**What to produce**
The lines that make up this material should each be returned exactly.

-- Data follows --

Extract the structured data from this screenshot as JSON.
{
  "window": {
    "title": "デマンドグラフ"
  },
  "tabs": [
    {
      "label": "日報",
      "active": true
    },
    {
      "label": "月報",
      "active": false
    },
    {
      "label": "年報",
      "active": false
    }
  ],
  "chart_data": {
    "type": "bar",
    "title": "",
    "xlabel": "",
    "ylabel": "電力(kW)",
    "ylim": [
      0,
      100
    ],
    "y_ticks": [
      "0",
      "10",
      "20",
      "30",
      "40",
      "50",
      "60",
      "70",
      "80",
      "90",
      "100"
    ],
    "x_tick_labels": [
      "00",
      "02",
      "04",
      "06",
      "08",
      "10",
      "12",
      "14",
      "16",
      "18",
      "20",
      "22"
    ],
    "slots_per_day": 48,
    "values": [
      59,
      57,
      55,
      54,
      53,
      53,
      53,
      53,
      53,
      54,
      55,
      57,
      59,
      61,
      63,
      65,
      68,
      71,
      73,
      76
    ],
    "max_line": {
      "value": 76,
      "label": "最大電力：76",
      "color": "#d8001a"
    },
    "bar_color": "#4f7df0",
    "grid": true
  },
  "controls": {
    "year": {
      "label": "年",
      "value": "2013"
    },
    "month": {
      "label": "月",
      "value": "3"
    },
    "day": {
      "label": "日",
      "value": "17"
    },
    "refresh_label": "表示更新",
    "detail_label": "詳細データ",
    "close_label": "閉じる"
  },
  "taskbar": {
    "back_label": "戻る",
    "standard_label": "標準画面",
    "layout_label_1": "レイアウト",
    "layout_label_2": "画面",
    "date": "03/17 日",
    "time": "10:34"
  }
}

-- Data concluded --

**Worked solution**
Extract the structured data from this screenshot as JSON.
{
  "window": {
    "title": "デマンドグラフ"
  },
  "tabs": [
    {
      "label": "日報",
      "active": true
    },
    {
      "label": "月報",
      "active": false
    },
    {
      "label": "年報",
      "active": false
    }
  ],
  "chart_data": {
    "type": "bar",
    "title": "",
    "xlabel": "",
    "ylabel": "電力(kW)",
    "ylim": [
      0,
      100
    ],
    "y_ticks": [
      "0",
      "10",
      "20",
      "30",
      "40",
      "50",
      "60",
      "70",
      "80",
      "90",
      "100"
    ],
    "x_tick_labels": [
      "00",
      "02",
      "04",
      "06",
      "08",
      "10",
      "12",
      "14",
      "16",
      "18",
      "20",
      "22"
    ],
    "slots_per_day": 48,
    "values": [
      59,
      57,
      55,
      54,
      53,
      53,
      53,
      53,
      53,
      54,
      55,
      57,
      59,
      61,
      63,
      65,
      68,
      71,
      73,
      76
    ],
    "max_line": {
      "value": 76,
      "label": "最大電力：76",
      "color": "#d8001a"
    },
    "bar_color": "#4f7df0",
    "grid": true
  },
  "controls": {
    "year": {
      "label": "年",
      "value": "2013"
    },
    "month": {
      "label": "月",
      "value": "3"
    },
    "day": {
      "label": "日",
      "value": "17"
    },
    "refresh_label": "表示更新",
    "detail_label": "詳細データ",
    "close_label": "閉じる"
  },
  "taskbar": {
    "back_label": "戻る",
    "standard_label": "標準画面",
    "layout_label_1": "レイアウト",
    "layout_label_2": "画面",
    "date": "03/17 日",
    "time": "10:34"
  }
}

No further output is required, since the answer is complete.